Task to complete =
Report every line from the following entries that contains the string "image".

App and web page records =
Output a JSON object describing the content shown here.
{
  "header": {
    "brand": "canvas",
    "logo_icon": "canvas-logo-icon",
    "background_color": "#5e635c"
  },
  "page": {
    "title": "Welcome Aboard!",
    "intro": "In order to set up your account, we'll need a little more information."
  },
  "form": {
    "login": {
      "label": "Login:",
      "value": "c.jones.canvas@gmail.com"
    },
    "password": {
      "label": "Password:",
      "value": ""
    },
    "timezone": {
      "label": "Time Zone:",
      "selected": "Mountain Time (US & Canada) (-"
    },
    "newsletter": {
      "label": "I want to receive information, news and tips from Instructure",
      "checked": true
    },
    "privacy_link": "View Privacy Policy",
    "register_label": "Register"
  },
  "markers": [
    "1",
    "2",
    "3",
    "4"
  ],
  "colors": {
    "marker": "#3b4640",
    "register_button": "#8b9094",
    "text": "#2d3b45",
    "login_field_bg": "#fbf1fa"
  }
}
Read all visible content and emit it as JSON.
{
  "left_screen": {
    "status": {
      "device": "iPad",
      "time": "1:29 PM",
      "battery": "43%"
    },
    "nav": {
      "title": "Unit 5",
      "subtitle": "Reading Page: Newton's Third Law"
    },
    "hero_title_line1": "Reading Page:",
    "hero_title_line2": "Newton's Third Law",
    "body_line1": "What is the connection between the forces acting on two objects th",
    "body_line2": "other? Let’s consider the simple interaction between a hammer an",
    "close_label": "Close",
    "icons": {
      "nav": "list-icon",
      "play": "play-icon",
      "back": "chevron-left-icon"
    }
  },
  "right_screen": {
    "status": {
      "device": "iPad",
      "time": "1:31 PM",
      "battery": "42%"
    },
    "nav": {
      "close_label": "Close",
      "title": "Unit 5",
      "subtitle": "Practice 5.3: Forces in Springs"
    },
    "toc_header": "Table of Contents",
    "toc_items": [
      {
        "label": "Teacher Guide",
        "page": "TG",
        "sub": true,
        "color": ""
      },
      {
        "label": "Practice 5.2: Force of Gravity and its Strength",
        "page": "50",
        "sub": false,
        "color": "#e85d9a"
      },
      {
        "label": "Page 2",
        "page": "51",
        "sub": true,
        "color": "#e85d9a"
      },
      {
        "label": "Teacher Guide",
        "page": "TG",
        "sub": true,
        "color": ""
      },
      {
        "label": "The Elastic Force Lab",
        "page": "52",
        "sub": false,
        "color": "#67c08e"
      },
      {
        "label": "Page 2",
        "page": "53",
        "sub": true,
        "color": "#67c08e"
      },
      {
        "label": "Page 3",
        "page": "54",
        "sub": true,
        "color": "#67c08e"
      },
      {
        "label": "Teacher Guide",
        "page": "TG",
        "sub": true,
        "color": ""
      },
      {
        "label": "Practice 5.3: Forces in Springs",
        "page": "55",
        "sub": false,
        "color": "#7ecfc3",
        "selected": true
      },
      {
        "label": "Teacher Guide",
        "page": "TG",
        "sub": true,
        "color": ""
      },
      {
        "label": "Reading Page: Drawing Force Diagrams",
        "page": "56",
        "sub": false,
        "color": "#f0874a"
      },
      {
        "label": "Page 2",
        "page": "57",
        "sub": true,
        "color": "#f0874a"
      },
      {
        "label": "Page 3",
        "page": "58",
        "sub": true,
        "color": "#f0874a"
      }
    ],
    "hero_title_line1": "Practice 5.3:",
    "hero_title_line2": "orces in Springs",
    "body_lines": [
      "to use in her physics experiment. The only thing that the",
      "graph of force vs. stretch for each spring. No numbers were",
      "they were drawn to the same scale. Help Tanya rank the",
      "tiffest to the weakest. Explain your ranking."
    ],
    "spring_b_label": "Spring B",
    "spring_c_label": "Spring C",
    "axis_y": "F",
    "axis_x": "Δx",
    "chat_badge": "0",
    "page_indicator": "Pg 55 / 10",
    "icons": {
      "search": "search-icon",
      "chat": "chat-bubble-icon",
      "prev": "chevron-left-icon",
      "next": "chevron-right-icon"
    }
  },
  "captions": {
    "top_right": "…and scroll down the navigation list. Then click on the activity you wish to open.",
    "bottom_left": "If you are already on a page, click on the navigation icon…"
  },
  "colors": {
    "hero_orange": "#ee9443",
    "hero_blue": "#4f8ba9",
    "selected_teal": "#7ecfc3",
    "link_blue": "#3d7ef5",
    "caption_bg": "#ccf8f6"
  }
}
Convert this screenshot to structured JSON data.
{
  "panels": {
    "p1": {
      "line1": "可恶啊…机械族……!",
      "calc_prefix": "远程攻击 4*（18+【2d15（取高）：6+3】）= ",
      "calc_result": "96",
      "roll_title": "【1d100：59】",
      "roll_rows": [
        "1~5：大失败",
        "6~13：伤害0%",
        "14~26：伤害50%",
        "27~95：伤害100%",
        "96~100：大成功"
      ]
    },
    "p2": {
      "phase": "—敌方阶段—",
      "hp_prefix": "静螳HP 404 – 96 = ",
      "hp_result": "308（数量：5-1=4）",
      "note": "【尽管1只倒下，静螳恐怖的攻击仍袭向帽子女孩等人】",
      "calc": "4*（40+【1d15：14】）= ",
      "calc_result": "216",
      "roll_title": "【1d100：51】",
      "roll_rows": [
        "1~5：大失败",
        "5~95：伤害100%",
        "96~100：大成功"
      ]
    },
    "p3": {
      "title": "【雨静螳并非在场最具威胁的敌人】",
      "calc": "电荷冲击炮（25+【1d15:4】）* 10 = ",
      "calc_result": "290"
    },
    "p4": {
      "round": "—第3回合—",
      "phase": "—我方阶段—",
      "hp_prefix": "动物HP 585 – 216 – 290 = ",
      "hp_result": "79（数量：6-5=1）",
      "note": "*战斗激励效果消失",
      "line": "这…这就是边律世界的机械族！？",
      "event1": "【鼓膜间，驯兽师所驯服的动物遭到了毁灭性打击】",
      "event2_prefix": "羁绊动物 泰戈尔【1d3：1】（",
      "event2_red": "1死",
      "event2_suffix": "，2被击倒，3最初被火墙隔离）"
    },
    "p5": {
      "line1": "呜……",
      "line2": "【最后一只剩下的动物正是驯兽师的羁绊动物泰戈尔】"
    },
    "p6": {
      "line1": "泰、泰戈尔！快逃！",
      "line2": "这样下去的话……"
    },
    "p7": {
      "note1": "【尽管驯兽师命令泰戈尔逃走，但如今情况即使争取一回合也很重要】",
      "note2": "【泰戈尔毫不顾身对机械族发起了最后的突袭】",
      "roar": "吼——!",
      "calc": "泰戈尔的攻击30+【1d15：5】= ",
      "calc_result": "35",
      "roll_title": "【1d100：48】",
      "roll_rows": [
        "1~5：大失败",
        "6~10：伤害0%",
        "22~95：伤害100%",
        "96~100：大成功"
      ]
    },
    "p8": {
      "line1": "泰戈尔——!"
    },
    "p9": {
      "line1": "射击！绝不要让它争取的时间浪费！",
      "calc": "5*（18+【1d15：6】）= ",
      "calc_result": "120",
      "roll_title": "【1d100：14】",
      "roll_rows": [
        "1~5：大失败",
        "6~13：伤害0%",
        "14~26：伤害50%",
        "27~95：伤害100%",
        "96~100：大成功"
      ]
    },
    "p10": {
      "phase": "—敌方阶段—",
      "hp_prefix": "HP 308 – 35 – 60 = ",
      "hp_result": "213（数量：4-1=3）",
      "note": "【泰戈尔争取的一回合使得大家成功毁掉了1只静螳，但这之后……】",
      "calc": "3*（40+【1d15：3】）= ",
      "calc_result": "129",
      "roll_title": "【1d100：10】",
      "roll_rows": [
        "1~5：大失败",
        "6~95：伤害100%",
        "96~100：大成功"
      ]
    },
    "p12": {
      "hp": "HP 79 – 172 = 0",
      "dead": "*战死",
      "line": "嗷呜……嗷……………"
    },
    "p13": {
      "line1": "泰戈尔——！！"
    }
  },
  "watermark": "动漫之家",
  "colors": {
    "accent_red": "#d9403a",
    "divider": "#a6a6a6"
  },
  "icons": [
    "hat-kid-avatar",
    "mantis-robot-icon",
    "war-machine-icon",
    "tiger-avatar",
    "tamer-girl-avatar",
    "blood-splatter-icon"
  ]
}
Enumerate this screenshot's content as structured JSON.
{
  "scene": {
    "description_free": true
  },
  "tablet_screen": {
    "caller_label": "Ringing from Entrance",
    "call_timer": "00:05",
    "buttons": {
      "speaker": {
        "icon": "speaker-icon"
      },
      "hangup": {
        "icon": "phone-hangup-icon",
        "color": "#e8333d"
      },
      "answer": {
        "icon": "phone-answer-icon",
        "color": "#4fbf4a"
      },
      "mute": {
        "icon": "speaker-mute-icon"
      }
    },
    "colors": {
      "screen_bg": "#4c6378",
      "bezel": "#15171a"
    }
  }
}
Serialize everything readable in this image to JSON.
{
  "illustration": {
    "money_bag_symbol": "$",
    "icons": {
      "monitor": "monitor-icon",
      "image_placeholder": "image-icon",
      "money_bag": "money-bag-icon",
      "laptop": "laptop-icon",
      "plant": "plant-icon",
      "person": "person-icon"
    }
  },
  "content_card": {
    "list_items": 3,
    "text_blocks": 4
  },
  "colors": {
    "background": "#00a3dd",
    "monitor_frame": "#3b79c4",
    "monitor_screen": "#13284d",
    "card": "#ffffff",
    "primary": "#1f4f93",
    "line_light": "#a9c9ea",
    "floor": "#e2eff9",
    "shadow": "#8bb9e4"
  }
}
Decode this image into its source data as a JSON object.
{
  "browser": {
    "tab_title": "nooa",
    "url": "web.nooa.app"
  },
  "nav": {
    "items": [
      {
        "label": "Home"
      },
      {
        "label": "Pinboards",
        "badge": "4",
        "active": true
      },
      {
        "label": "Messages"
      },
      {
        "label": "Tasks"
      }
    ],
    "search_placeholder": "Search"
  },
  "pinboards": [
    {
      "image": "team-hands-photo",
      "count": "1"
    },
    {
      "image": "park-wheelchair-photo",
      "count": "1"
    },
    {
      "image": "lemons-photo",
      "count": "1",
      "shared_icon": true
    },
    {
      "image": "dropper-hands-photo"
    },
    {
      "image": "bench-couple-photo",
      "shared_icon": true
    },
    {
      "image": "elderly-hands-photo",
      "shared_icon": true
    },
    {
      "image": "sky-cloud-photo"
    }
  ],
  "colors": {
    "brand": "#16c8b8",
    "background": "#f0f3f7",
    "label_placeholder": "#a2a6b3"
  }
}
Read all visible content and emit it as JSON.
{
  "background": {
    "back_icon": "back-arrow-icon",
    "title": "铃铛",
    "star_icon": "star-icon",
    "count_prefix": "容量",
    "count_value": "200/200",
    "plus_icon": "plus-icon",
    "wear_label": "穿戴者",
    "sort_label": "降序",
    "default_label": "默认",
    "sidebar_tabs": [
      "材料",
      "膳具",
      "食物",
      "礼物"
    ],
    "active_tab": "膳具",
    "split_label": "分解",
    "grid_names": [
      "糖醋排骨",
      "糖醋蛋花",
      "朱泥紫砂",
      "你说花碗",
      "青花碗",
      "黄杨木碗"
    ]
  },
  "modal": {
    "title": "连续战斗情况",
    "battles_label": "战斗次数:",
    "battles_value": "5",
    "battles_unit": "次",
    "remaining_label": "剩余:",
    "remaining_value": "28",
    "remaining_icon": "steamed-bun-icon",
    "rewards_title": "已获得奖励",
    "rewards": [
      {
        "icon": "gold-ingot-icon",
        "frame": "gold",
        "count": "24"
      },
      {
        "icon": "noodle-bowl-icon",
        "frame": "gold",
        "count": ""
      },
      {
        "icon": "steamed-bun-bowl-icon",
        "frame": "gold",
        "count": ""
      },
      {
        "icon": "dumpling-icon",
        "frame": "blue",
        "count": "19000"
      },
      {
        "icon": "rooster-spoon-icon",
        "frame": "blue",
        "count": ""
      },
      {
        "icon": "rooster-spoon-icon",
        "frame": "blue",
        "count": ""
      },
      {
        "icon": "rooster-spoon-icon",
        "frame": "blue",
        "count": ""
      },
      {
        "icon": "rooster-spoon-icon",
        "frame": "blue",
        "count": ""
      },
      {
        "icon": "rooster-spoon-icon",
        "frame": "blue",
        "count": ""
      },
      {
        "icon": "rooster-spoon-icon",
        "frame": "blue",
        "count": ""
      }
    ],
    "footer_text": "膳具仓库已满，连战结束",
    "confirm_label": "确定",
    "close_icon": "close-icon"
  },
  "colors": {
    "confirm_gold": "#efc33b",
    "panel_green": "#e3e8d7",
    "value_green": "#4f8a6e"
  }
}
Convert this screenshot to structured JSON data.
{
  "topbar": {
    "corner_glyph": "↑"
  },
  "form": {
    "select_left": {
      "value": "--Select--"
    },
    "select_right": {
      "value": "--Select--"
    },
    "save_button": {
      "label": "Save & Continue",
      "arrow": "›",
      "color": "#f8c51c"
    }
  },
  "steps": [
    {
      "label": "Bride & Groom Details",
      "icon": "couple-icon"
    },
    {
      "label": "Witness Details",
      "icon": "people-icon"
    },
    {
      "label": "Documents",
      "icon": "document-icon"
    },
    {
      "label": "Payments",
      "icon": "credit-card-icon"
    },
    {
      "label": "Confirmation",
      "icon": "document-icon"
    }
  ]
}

Result =
Serialize everything readable in this image to JSON.
      "image_placeholder": "image-icon",
Decode this image into its source data as a JSON object.
      "image": "team-hands-photo",
      "image": "park-wheelchair-photo",
      "image": "lemons-photo",
      "image": "dropper-hands-photo"
      "image": "bench-couple-photo",
      "image": "elderly-hands-photo",
      "image": "sky-cloud-photo"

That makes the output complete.